To install Nvidia drivers in Linux Mint, download the drivers and save them to your home directory, then you need to log out of your desktop back to the LightDM log in manager, then press CTRL->ALT->F2 to get to the text console and log in as your user and then type the following command.
sudo /etc/init.d/lightdm stop
This will shut down Xorg and then you may run the installer to setup the Nvidia drivers.
If you are running Kubuntu; you would type this command.
sudo /etc/init.d/kdm stop
Then enter this command to start the installation of the Nvidia drivers.
sudo sh ./NVIDIA-Linux-x86-195.36.24-pkg1.run
And follow the prompts and the drivers will be installed. Make sure you say yes to updating your xorg.conf file to enable the Nvidia driver when loading Xorg. Linux Mint supports Compiz features out of the box so you will be very happy. Windows 7 has nothing like Compiz and if you have Beryl then it should be even better. I love this Gnome desktop. Totem is a good music player, I do not want Xmms now, I can save a playlist and play it whenever I want to, Linux Mint enables all of the codecs you need by selecting an option on the main Gnome menu it downloads and installs the Gstreamer codecs and mplayer so you can play all of the music and video formats you would want to play.
If the kernel headers are not installed, then type this command to install them.
sudo apt-get install build-essential linux-source linux-headers
sudo apt-get install linux-headers-`uname -r`
Then try the Nvidia installer again.
Qemu OS. Name this OS and you are good. I got this off the Internet. This was a drive image of an old OS. There is also the new version of DOS called Freedos and Reactos that is the free OS that can run Windows programs. And I bet it will be slightly more secure too. And there is the new version of the Amiga OS. When the Reactos is finished then it could definitely be a good alternative to the Windows Operating System from Redmond. Ubuntu is my favorite Operating System right now and I will not swap that for anything. I have used DOS 3.3 and MS DOS 5 and 6.22. DOS 5 sucks rotten Mountain Dew through a straw.

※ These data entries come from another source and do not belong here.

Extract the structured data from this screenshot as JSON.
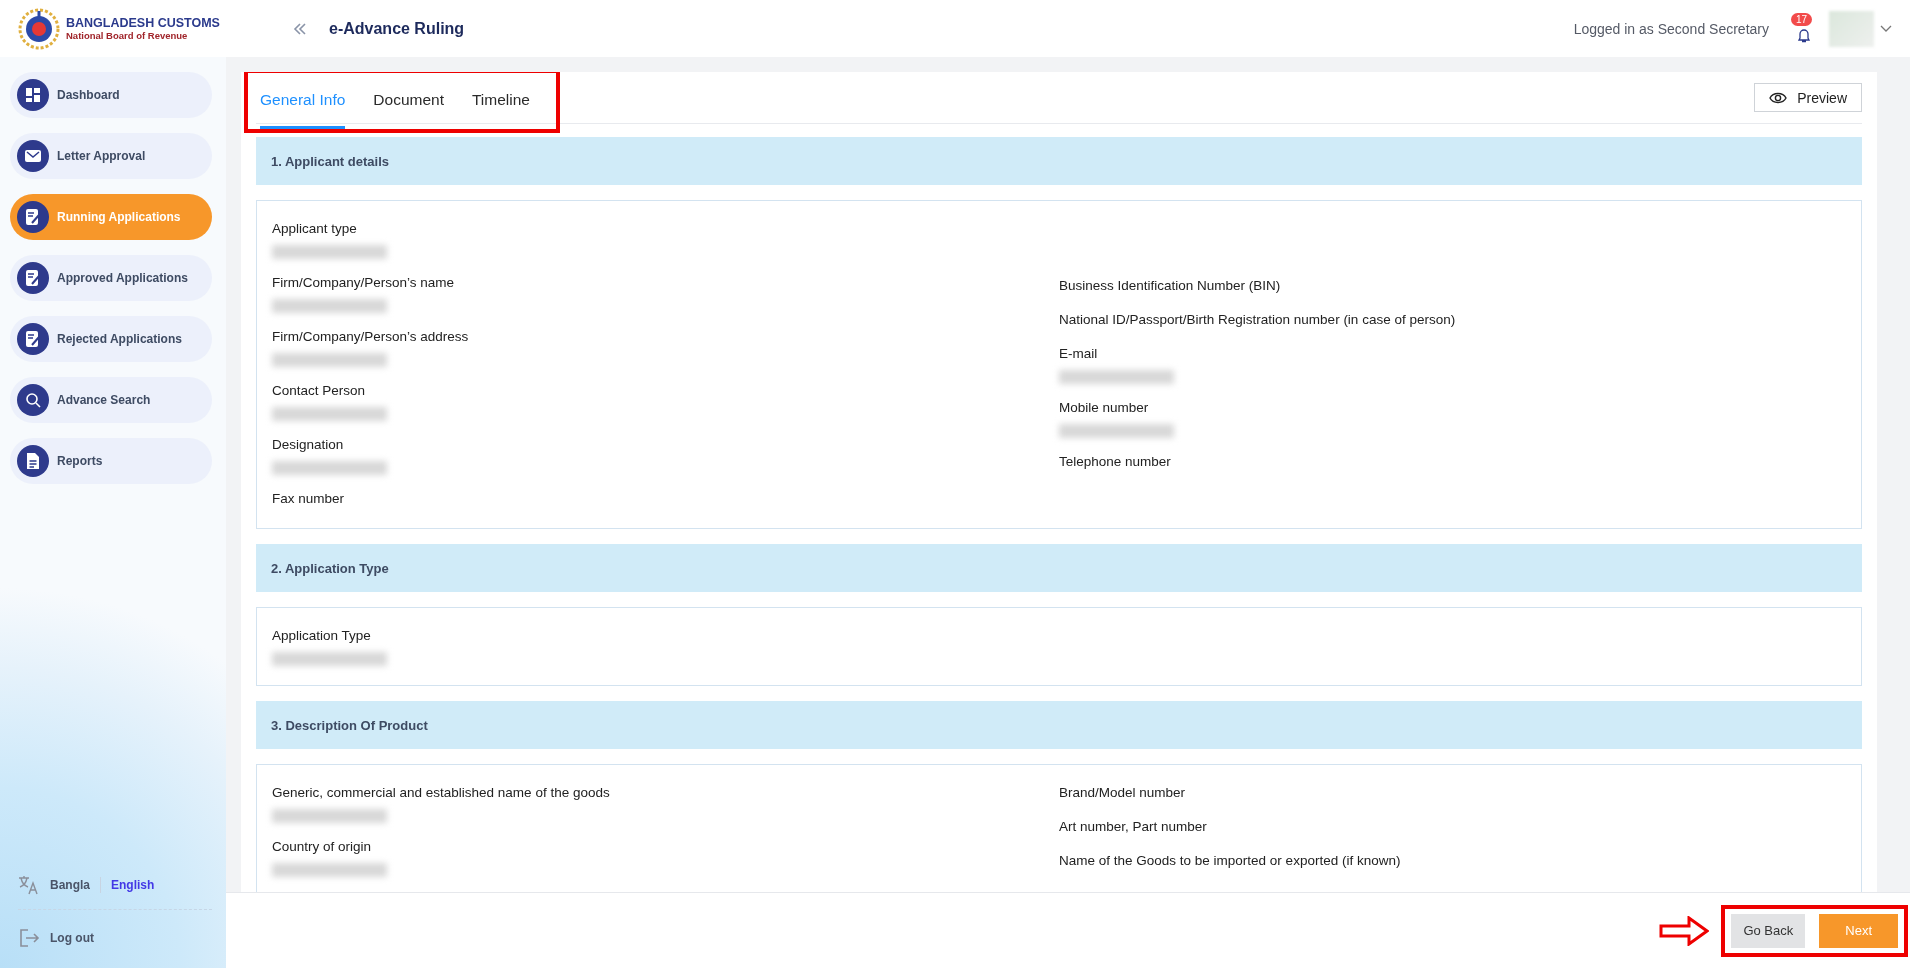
{
  "header": {
    "logo": {
      "title": "BANGLADESH CUSTOMS",
      "subtitle": "National Board of Revenue"
    },
    "page_title": "e-Advance Ruling",
    "user_status": "Logged in as Second Secretary",
    "notification_count": "17"
  },
  "sidebar": {
    "items": [
      {
        "label": "Dashboard",
        "kind": "grid",
        "selected": false
      },
      {
        "label": "Letter Approval",
        "kind": "mail",
        "selected": false
      },
      {
        "label": "Running Applications",
        "kind": "document",
        "selected": true
      },
      {
        "label": "Approved Applications",
        "kind": "document",
        "selected": false
      },
      {
        "label": "Rejected Applications",
        "kind": "document",
        "selected": false
      },
      {
        "label": "Advance Search",
        "kind": "search",
        "selected": false
      },
      {
        "label": "Reports",
        "kind": "report",
        "selected": false
      }
    ],
    "languages": [
      {
        "label": "Bangla",
        "selected": false
      },
      {
        "label": "English",
        "selected": true
      }
    ],
    "logout": "Log out"
  },
  "tabs": [
    {
      "label": "General Info",
      "selected": true
    },
    {
      "label": "Document",
      "selected": false
    },
    {
      "label": "Timeline",
      "selected": false
    }
  ],
  "preview_button": "Preview",
  "sections": [
    {
      "title": "1. Applicant details",
      "columns": [
        [
          {
            "label": "Applicant type",
            "value_blurred": true
          },
          {
            "label": "Firm/Company/Person’s name",
            "value_blurred": true
          },
          {
            "label": "Firm/Company/Person’s address",
            "value_blurred": true
          },
          {
            "label": "Contact Person",
            "value_blurred": true
          },
          {
            "label": "Designation",
            "value_blurred": true
          },
          {
            "label": "Fax number",
            "value_blurred": false
          }
        ],
        [
          {
            "label": "Business Identification Number (BIN)",
            "value_blurred": false
          },
          {
            "label": "National ID/Passport/Birth Registration number (in case of person)",
            "value_blurred": false
          },
          {
            "label": "E-mail",
            "value_blurred": true
          },
          {
            "label": "Mobile number",
            "value_blurred": true
          },
          {
            "label": "Telephone number",
            "value_blurred": false
          }
        ]
      ]
    },
    {
      "title": "2. Application Type",
      "columns": [
        [
          {
            "label": "Application Type",
            "value_blurred": true
          }
        ]
      ]
    },
    {
      "title": "3. Description Of Product",
      "columns": [
        [
          {
            "label": "Generic, commercial and established name of the goods",
            "value_blurred": true
          },
          {
            "label": "Country of origin",
            "value_blurred": true
          }
        ],
        [
          {
            "label": "Brand/Model number",
            "value_blurred": false
          },
          {
            "label": "Art number, Part number",
            "value_blurred": false
          },
          {
            "label": "Name of the Goods to be imported or exported (if known)",
            "value_blurred": false
          }
        ]
      ]
    }
  ],
  "footer": {
    "buttons": [
      {
        "label": "Go Back",
        "kind": "secondary"
      },
      {
        "label": "Next",
        "kind": "primary"
      }
    ]
  },
  "annotations": {
    "tabs_highlighted": true,
    "buttons_highlighted": true
  }
}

I have downloaded and compiled a new kernel for Linux (18.104.22.168) and I got my Compro DTV T-300 TV tuner card working, which will not work with the default kernel. But now it works very well, you have to go into the video for Linux options and select the right video capture card drivers. It should work right with the default kernel, but this Ubuntu 9.04 distribution is still a good version of Linux and is quite stable despite what some haters on Youtube say. They are only Windows drones who do not even give another OS a true test before they say that it does not work as well as Windows, when Ubuntu and Linux Mint really do run very well on modern hardware. They would not have a chance installing something like FreeBSD. If I and people like me are used to using Linux and are happy with it, then that is good. Do not criticize that.
There are videos on Youtube showing people that try to install Ubuntu on a old laptop and the installation program will not display, there are just wavy lines instead and they just dismiss that as being evidence of Ubuntu’s failings when they have no idea about how to fix it and just assume that is evidence of Linux being broken. The hardware might not be fully supported. I have had not many problems with Linux ever since Red Hat Linux 6.2 and Debian 3.0 and Mandrake Linux 9 and 10 and then OpenSUSE 9.2 and then 10.1, 10.2 and then Elive and now Ubuntu. I have even installed Free BSD and tried Open Solaris UNIX. New Linux users just need to do more research on all of the forums and websites that are dedicated to helping Linux users with their problems. At least they have the Internet and forums and countless websites to look for information on what to do. If they were back in the days of the Cray X-MP / 48, they would not have the Internet and all those webpages to tell them what commands to type, not in 1987.
And imagine loading a game off a tape reel instead of a CD or DVD? Maybe the Biggest computer was the Mark 1 in 1944. It had 500 miles of wire and 3 million electrical connections. A simple Multiplication could be done in six seconds and twelve seconds for a division. The ENIAC or Electronic Numerical Integrator And Calculator was unveiled in 1946. The machine was 100 feet long, 10 feet high and had 18000 vacuum tubes in it. It also consumed 140 kilowatts of electricity when it was running. I am sure that the server farms running Entropia Universe consume more than that nowadays though. I am sure that those knocking Ubuntu do not even know what a DEC PDP-8 is. Or a Tandy 1000 PC. Those were the days, when you had a 10 Megabyte hard disk that you had to fit DOS on and all of your applications.
Could they even decode this?
I thought not. Answers on a postcard.